Web page and app entries:
--- START ---
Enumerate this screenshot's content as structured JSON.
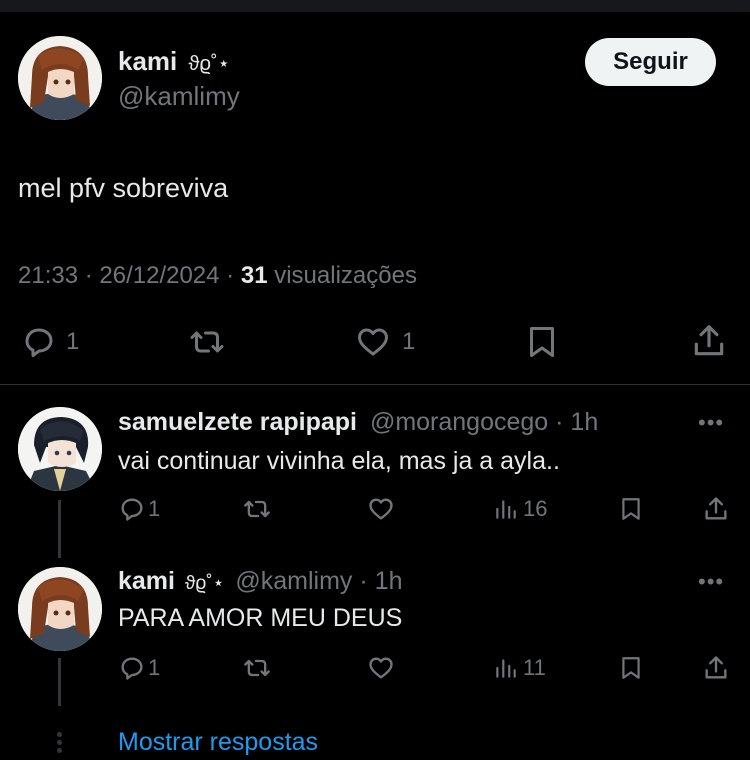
{
  "main_post": {
    "display_name": "kami",
    "name_decoration": "ϑϱ˚⋆",
    "handle": "@kamlimy",
    "follow_label": "Seguir",
    "text": "mel pfv sobreviva",
    "timestamp": "21:33 · 26/12/2024 ·",
    "views_count": "31",
    "views_label": "visualizações",
    "reply_count": "1",
    "like_count": "1"
  },
  "replies": [
    {
      "display_name": "samuelzete rapipapi",
      "handle": "@morangocego",
      "time": "· 1h",
      "text": "vai continuar vivinha ela, mas ja a ayla..",
      "reply_count": "1",
      "view_count": "16"
    },
    {
      "display_name": "kami",
      "name_decoration": "ϑϱ˚⋆",
      "handle": "@kamlimy",
      "time": "· 1h",
      "text": "PARA AMOR MEU DEUS",
      "reply_count": "1",
      "view_count": "11"
    }
  ],
  "show_replies_label": "Mostrar respostas",
  "colors": {
    "background": "#000000",
    "text": "#e7e9ea",
    "muted": "#71767b",
    "link": "#1d9bf0",
    "button_bg": "#eff3f4",
    "divider": "#2f3336"
  },
  "icons": [
    "reply-icon",
    "retweet-icon",
    "like-icon",
    "bookmark-icon",
    "share-icon",
    "views-icon",
    "more-icon"
  ]
}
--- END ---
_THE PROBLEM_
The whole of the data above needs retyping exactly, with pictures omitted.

_TASK RESPONSE_
Enumerate this screenshot's content as structured JSON.
{
  "main_post": {
    "display_name": "kami",
    "name_decoration": "ϑϱ˚⋆",
    "handle": "@kamlimy",
    "follow_label": "Seguir",
    "text": "mel pfv sobreviva",
    "timestamp": "21:33 · 26/12/2024 ·",
    "views_count": "31",
    "views_label": "visualizações",
    "reply_count": "1",
    "like_count": "1"
  },
  "replies": [
    {
      "display_name": "samuelzete rapipapi",
      "handle": "@morangocego",
      "time": "· 1h",
      "text": "vai continuar vivinha ela, mas ja a ayla..",
      "reply_count": "1",
      "view_count": "16"
    },
    {
      "display_name": "kami",
      "name_decoration": "ϑϱ˚⋆",
      "handle": "@kamlimy",
      "time": "· 1h",
      "text": "PARA AMOR MEU DEUS",
      "reply_count": "1",
      "view_count": "11"
    }
  ],
  "show_replies_label": "Mostrar respostas",
  "colors": {
    "background": "#000000",
    "text": "#e7e9ea",
    "muted": "#71767b",
    "link": "#1d9bf0",
    "button_bg": "#eff3f4",
    "divider": "#2f3336"
  },
  "icons": [
    "reply-icon",
    "retweet-icon",
    "like-icon",
    "bookmark-icon",
    "share-icon",
    "views-icon",
    "more-icon"
  ]
}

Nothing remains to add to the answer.